Website and app data records
:::

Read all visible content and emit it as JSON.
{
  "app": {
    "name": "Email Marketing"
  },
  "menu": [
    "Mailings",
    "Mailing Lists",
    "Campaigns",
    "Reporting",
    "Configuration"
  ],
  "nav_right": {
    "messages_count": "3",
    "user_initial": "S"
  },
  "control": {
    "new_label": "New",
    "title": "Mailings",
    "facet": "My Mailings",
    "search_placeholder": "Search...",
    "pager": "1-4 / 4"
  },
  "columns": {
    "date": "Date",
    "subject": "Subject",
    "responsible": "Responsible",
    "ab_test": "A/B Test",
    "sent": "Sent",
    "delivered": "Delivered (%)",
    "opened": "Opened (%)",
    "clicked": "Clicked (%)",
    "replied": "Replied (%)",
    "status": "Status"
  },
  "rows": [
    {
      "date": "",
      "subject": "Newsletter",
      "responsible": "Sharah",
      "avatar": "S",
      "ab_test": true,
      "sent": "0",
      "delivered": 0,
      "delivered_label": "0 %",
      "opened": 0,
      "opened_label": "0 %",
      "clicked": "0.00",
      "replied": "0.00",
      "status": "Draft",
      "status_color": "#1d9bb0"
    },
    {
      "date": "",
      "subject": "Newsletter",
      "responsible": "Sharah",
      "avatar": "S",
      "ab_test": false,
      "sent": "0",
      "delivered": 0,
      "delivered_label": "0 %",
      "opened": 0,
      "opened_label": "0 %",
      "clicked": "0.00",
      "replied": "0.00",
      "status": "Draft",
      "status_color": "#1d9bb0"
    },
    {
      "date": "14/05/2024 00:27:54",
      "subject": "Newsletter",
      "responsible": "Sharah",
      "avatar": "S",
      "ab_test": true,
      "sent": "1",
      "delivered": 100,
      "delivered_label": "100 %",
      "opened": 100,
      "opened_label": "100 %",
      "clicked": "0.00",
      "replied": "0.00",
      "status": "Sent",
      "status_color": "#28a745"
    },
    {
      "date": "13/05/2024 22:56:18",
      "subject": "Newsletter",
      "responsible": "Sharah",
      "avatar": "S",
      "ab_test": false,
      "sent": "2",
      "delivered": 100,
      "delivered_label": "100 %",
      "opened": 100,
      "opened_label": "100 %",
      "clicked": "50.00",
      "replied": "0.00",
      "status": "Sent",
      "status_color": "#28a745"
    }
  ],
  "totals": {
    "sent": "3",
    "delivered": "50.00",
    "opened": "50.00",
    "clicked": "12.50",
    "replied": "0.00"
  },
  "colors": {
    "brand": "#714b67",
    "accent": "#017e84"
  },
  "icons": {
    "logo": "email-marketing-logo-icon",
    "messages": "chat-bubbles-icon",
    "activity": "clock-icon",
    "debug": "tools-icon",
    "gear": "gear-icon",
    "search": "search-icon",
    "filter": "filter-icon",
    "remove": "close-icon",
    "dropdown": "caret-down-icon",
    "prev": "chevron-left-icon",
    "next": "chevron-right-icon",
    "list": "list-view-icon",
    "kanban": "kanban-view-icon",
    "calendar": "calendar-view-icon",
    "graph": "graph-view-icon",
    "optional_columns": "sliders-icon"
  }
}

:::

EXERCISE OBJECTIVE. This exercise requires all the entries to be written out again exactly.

RESPONSE AREA.
Read all visible content and emit it as JSON.
{
  "app": {
    "name": "Email Marketing"
  },
  "menu": [
    "Mailings",
    "Mailing Lists",
    "Campaigns",
    "Reporting",
    "Configuration"
  ],
  "nav_right": {
    "messages_count": "3",
    "user_initial": "S"
  },
  "control": {
    "new_label": "New",
    "title": "Mailings",
    "facet": "My Mailings",
    "search_placeholder": "Search...",
    "pager": "1-4 / 4"
  },
  "columns": {
    "date": "Date",
    "subject": "Subject",
    "responsible": "Responsible",
    "ab_test": "A/B Test",
    "sent": "Sent",
    "delivered": "Delivered (%)",
    "opened": "Opened (%)",
    "clicked": "Clicked (%)",
    "replied": "Replied (%)",
    "status": "Status"
  },
  "rows": [
    {
      "date": "",
      "subject": "Newsletter",
      "responsible": "Sharah",
      "avatar": "S",
      "ab_test": true,
      "sent": "0",
      "delivered": 0,
      "delivered_label": "0 %",
      "opened": 0,
      "opened_label": "0 %",
      "clicked": "0.00",
      "replied": "0.00",
      "status": "Draft",
      "status_color": "#1d9bb0"
    },
    {
      "date": "",
      "subject": "Newsletter",
      "responsible": "Sharah",
      "avatar": "S",
      "ab_test": false,
      "sent": "0",
      "delivered": 0,
      "delivered_label": "0 %",
      "opened": 0,
      "opened_label": "0 %",
      "clicked": "0.00",
      "replied": "0.00",
      "status": "Draft",
      "status_color": "#1d9bb0"
    },
    {
      "date": "14/05/2024 00:27:54",
      "subject": "Newsletter",
      "responsible": "Sharah",
      "avatar": "S",
      "ab_test": true,
      "sent": "1",
      "delivered": 100,
      "delivered_label": "100 %",
      "opened": 100,
      "opened_label": "100 %",
      "clicked": "0.00",
      "replied": "0.00",
      "status": "Sent",
      "status_color": "#28a745"
    },
    {
      "date": "13/05/2024 22:56:18",
      "subject": "Newsletter",
      "responsible": "Sharah",
      "avatar": "S",
      "ab_test": false,
      "sent": "2",
      "delivered": 100,
      "delivered_label": "100 %",
      "opened": 100,
      "opened_label": "100 %",
      "clicked": "50.00",
      "replied": "0.00",
      "status": "Sent",
      "status_color": "#28a745"
    }
  ],
  "totals": {
    "sent": "3",
    "delivered": "50.00",
    "opened": "50.00",
    "clicked": "12.50",
    "replied": "0.00"
  },
  "colors": {
    "brand": "#714b67",
    "accent": "#017e84"
  },
  "icons": {
    "logo": "email-marketing-logo-icon",
    "messages": "chat-bubbles-icon",
    "activity": "clock-icon",
    "debug": "tools-icon",
    "gear": "gear-icon",
    "search": "search-icon",
    "filter": "filter-icon",
    "remove": "close-icon",
    "dropdown": "caret-down-icon",
    "prev": "chevron-left-icon",
    "next": "chevron-right-icon",
    "list": "list-view-icon",
    "kanban": "kanban-view-icon",
    "calendar": "calendar-view-icon",
    "graph": "graph-view-icon",
    "optional_columns": "sliders-icon"
  }
}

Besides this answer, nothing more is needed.